Jonathan L. Friedmann, Ph.D.
The canonization of the Hebrew Bible occurred in several stages, though it is difficult to determine how and when it coalesced into the standard version we have today. Despite the enormous significance of the process and its monumental outcome, there is no direct record of the canon’s origination or the criteria employed by those who fixed it. Certainly the canonized books do not comprise the entire literary output of ancient Israel, nor were its books the only ones reputed to be holy or believed to be written under divine influence. The Bible itself lists several collections that were, for one reason or another, excluded from the final edition and thus lost to history (e.g., the “Book of the Wars of the Lord” referenced in Num. 21:14 and the “Book of Jashar” cited in Josh. 10:13 and 2 Sam. 1:18). In the absence of contemporaneous documentation, scholars have had to rely on indirect evidence, such as early surviving versions of biblical texts and later discussions of canonization in rabbinic sources. As a result, any suggestion of a timeline is tentative, speculative and subject to revision.

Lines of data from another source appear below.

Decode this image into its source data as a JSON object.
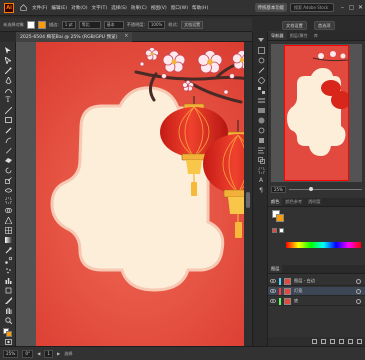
{
  "app": {
    "logo": "Ai"
  },
  "menu": [
    "文件(F)",
    "编辑(E)",
    "对象(O)",
    "文字(T)",
    "选择(S)",
    "效果(C)",
    "视图(V)",
    "窗口(W)",
    "帮助(H)"
  ],
  "topbar": {
    "share_label": "共享",
    "search_placeholder": "搜索 Adobe Stock",
    "extra_label": "传统基本功能"
  },
  "workspace": {
    "btn1": "文档设置",
    "btn2": "首选项"
  },
  "control": {
    "selection_label": "未选择对象",
    "stroke_label": "描边:",
    "stroke_value": "1 pt",
    "style_label": "等比",
    "uniform_label": "基本",
    "opacity_label": "不透明度:",
    "opacity_value": "100%",
    "style2_label": "样式:",
    "doc_btn": "文档设置"
  },
  "document": {
    "tab_title": "2025-6504 梅花Bai @ 25% (RGB/GPU 预览)"
  },
  "status": {
    "zoom": "25%",
    "rotate": "0°",
    "artboard": "1",
    "tool": "选择"
  },
  "panels": {
    "nav_tabs": [
      "导航器",
      "图层/属性",
      "库"
    ],
    "zoom_value": "25%",
    "color_tabs": [
      "颜色",
      "颜色参考",
      "透明度"
    ],
    "layers_title": "图层",
    "layers": [
      {
        "name": "图层 - 白边",
        "color": "#4fd0ff",
        "selected": false
      },
      {
        "name": "灯笼",
        "color": "#ff3c3c",
        "selected": true
      },
      {
        "name": "底",
        "color": "#5aff5a",
        "selected": false
      }
    ]
  },
  "colors": {
    "accent": "#e24a3f",
    "artboard_bg": "#e24a3f",
    "frame": "#fcebd8"
  }
}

Perhaps the best that can be claimed are these points from Marc Zvi Brettler. First, the final phases of canonization were a reaction to the destruction of the Second Jerusalem Temple in 70 C.E., a crisis that spurred the transformation of the Jews from a people of territory to the People of the Book. Second, canonization was not just a top-down procedure conducted by groups of elites. Certain works were already considered authoritative by large segments of the population, and their inclusion amounted to official recognition of their significance. Third, the canonization process was highly inclusive, yielding an anthology of works reflecting the assorted cultural, ideological, theological and aesthetic tapestry of ancient Israel.
The three attributes of cultural necessity, two-directional selection and representative sampling are also present in the formation of musical canons: corpuses of pieces viewed as illustrative of a place, period or group. Every age and every genre generates far too much music to be remembered or retained in wide usage. Statistically, there can only be a few survivors. As the (subjectively determined) cream rises to the top it is packaged into a canon, which may take the form of a songbook, performance repertoire, industry list, greatest hits album or another type of essentially stable compilation.

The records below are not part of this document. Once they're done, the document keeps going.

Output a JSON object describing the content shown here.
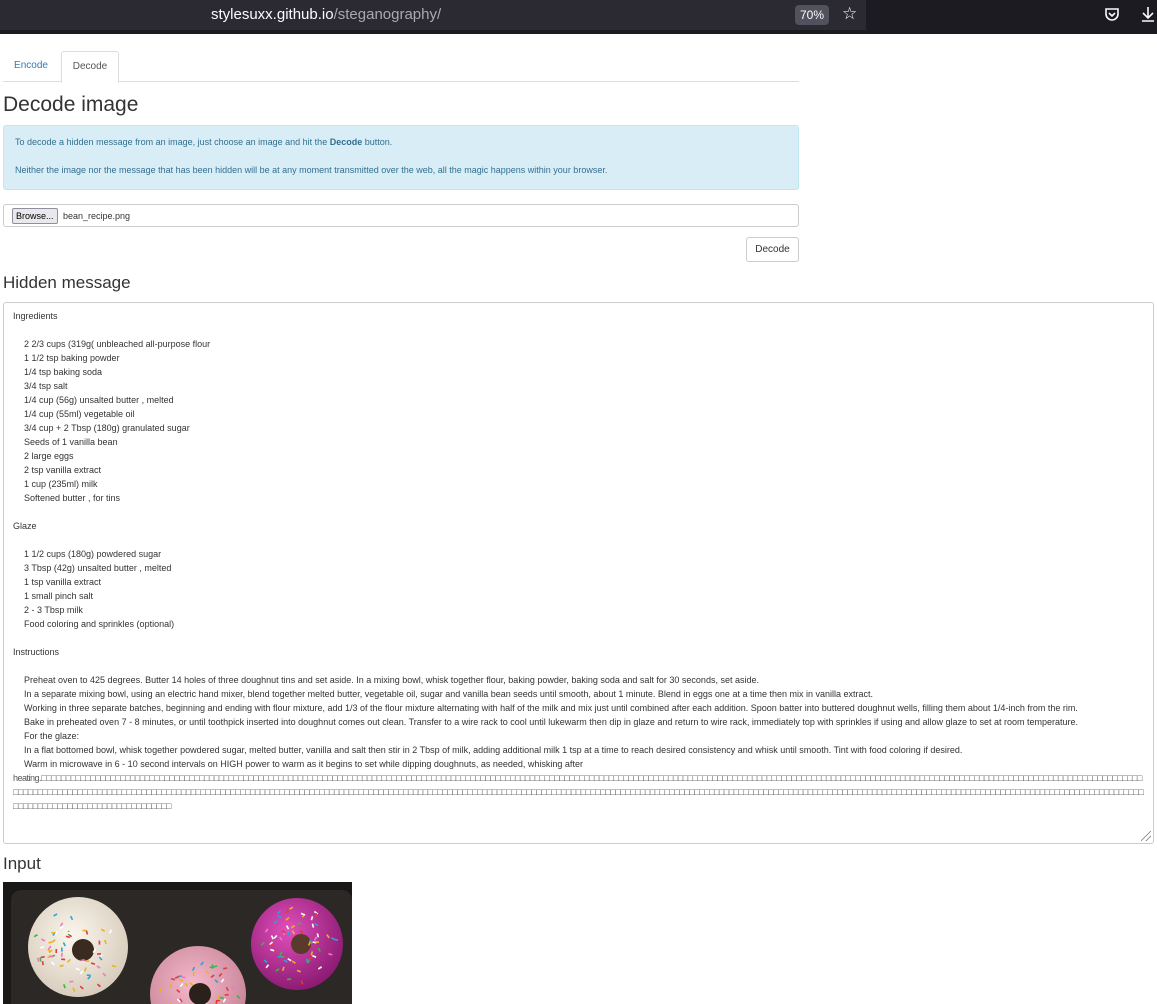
{
  "browser": {
    "url_host": "stylesuxx.github.io",
    "url_path": "/steganography/",
    "zoom": "70%",
    "bookmark_icon": "star-icon",
    "pocket_icon": "pocket-icon",
    "download_icon": "download-icon"
  },
  "tabs": {
    "encode": "Encode",
    "decode": "Decode",
    "active": "Decode"
  },
  "page_title": "Decode image",
  "alert": {
    "line1_before": "To decode a hidden message from an image, just choose an image and hit the ",
    "line1_bold": "Decode",
    "line1_after": " button.",
    "line2": "Neither the image nor the message that has been hidden will be at any moment transmitted over the web, all the magic happens within your browser."
  },
  "file_input": {
    "button": "Browse...",
    "filename": "bean_recipe.png"
  },
  "decode_button": "Decode",
  "hidden_heading": "Hidden message",
  "message": {
    "ingredients_title": "Ingredients",
    "ingredients": [
      "2 2/3 cups (319g( unbleached all-purpose flour",
      "1 1/2 tsp baking powder",
      "1/4 tsp baking soda",
      "3/4 tsp salt",
      "1/4 cup (56g) unsalted butter , melted",
      "1/4 cup (55ml) vegetable oil",
      "3/4 cup + 2 Tbsp (180g) granulated sugar",
      "Seeds of 1 vanilla bean",
      "2 large eggs",
      "2 tsp vanilla extract",
      "1 cup (235ml) milk",
      "Softened butter , for tins"
    ],
    "glaze_title": "Glaze",
    "glaze": [
      "1 1/2 cups (180g) powdered sugar",
      "3 Tbsp (42g) unsalted butter , melted",
      "1 tsp vanilla extract",
      "1 small pinch salt",
      "2 - 3 Tbsp milk",
      "Food coloring and sprinkles (optional)"
    ],
    "instructions_title": "Instructions",
    "instructions": [
      "Preheat oven to 425 degrees. Butter 14 holes of three doughnut tins and set aside. In a mixing bowl, whisk together flour, baking powder, baking soda and salt for 30 seconds, set aside.",
      "In a separate mixing bowl, using an electric hand mixer, blend together melted butter, vegetable oil, sugar and vanilla bean seeds until smooth, about 1 minute. Blend in eggs one at a time then mix in vanilla extract.",
      "Working in three separate batches, beginning and ending with flour mixture, add 1/3 of the flour mixture alternating with half of the milk and mix just until combined after each addition. Spoon batter into buttered doughnut wells, filling them about 1/4-inch from the rim.",
      "Bake in preheated oven 7 - 8 minutes, or until toothpick inserted into doughnut comes out clean. Transfer to a wire rack to cool until lukewarm then dip in glaze and return to wire rack, immediately top with sprinkles if using and allow glaze to set at room temperature.",
      "For the glaze:",
      "In a flat bottomed bowl, whisk together powdered sugar, melted butter, vanilla and salt then stir in 2 Tbsp of milk, adding additional milk 1 tsp at a time to reach desired consistency and whisk until smooth. Tint with food coloring if desired.",
      "Warm in microwave in 6 - 10 second intervals on HIGH power to warm as it begins to set while dipping doughnuts, as needed, whisking after"
    ],
    "trailing_word": "heating.",
    "trailing_glyphs": "□□□□□□□□□□□□□□□□□□□□□□□□□□□□□□□□□□□□□□□□□□□□□□□□□□□□□□□□□□□□□□□□□□□□□□□□□□□□□□□□□□□□□□□□□□□□□□□□□□□□□□□□□□□□□□□□□□□□□□□□□□□□□□□□□□□□□□□□□□□□□□□□□□□□□□□□□□□□□□□□□□□□□□□□□□□□□□□□□□□□□□□□□□□□□□□□□□□□□□□□□□□□□□□□□□□□□□□□□□□□□□□□□□□□□□□□□□□□□□□□□□□□□□□□□□□□□□□□□□□□□□□□□□□□□□□□□□□□□□□□□□□□□□□□□□□□□□□□□□□□□□□□□□□□□□□□□□□□□□□□□□□□□□□□□□□□□□□□□□□□□□□□□□□□□□□□□□□□□□□□□□□□□□□□□□□□□□□□□□□□□□□□□□□□□□□□□□□□□□□□□□□□□□□□□□□□□□□□□□□□□□□□□□□□□□□□□□□□□□□□□□□□□□□□□□□□□□□□□□□□□□□□□□□□□□□□□□□□□□□□□□□□"
  },
  "input_heading": "Input"
}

Like the Bible, musical canons help preserve the cultures they represent. A book of show tunes from the 1920s, for example, will contain only a fraction of pieces written for that setting. But its selections—which have earned enough notoriety to be included—are received as exemplary of the period, and are thus an important part of American heritage. As with biblical literature, the anthologized sounds carry associations with their place of origin and contribute to the self-understanding of those who have inherited them.
Canons of music also mirror the biblical canon in that they arise through a mixture of top-down and bottom-up processes. The former is a conscious and calculated effort of authoritative entities, such as entertainment executives, academicians, cultural societies, publishing houses and professional organizations. These influential bodies can—and often do—play a considerable role in determining what reaches the ears of the general populace. However, the latter movement—bottom-up—is historically more prevalent. For example, the musical menus of synagogues and churches most commonly take shape through the organic forces of taste and time. According to Roman Catholic theologian Edward Schillebeeckx, new music enters religious services on an ephemeral (temporary) circle. If the music is not rejected outright, it may pass into a conjectural (more stable) circle, and from there eventually be incorporated into a structural (mainstream) circle. This natural selection accounts for the survival and continued singing of a handful of melodies from disparate periods and locations, as well as the “new traditions” that emerge within a generation.
Musical canons also possess an inclusiveness resembling that of the Bible. Though they epitomize a certain kind of music or music accepted by a particular group, the collections display internal diversity. The very term representative implies a snapshot of the music-culture as a whole, which rarely (if ever) is a homogenous soundscape. One need only survey contemporary songs on the radio to appreciate the diversity of our popular music. A select few of these recordings—which are themselves a tiny sliver of songs being made—will be included in the retrospective canon of American popular music of the 2010s.
Due to the limited size of a musical canon and the variable factors that affect its complexion, worthy pieces are inevitably left out while questionable ones invariably appear. This, too, is a characteristic of the Hebrew Bible. Yet, despite such inescapable flaws—and the calls for revision they may provoke—canons remain crucial contrivances for condensing, conserving, shaping and sharing culture.
Visit Jonathan’s website to keep up on his latest endeavors, browse his book and article archives, and listen to sample compositions.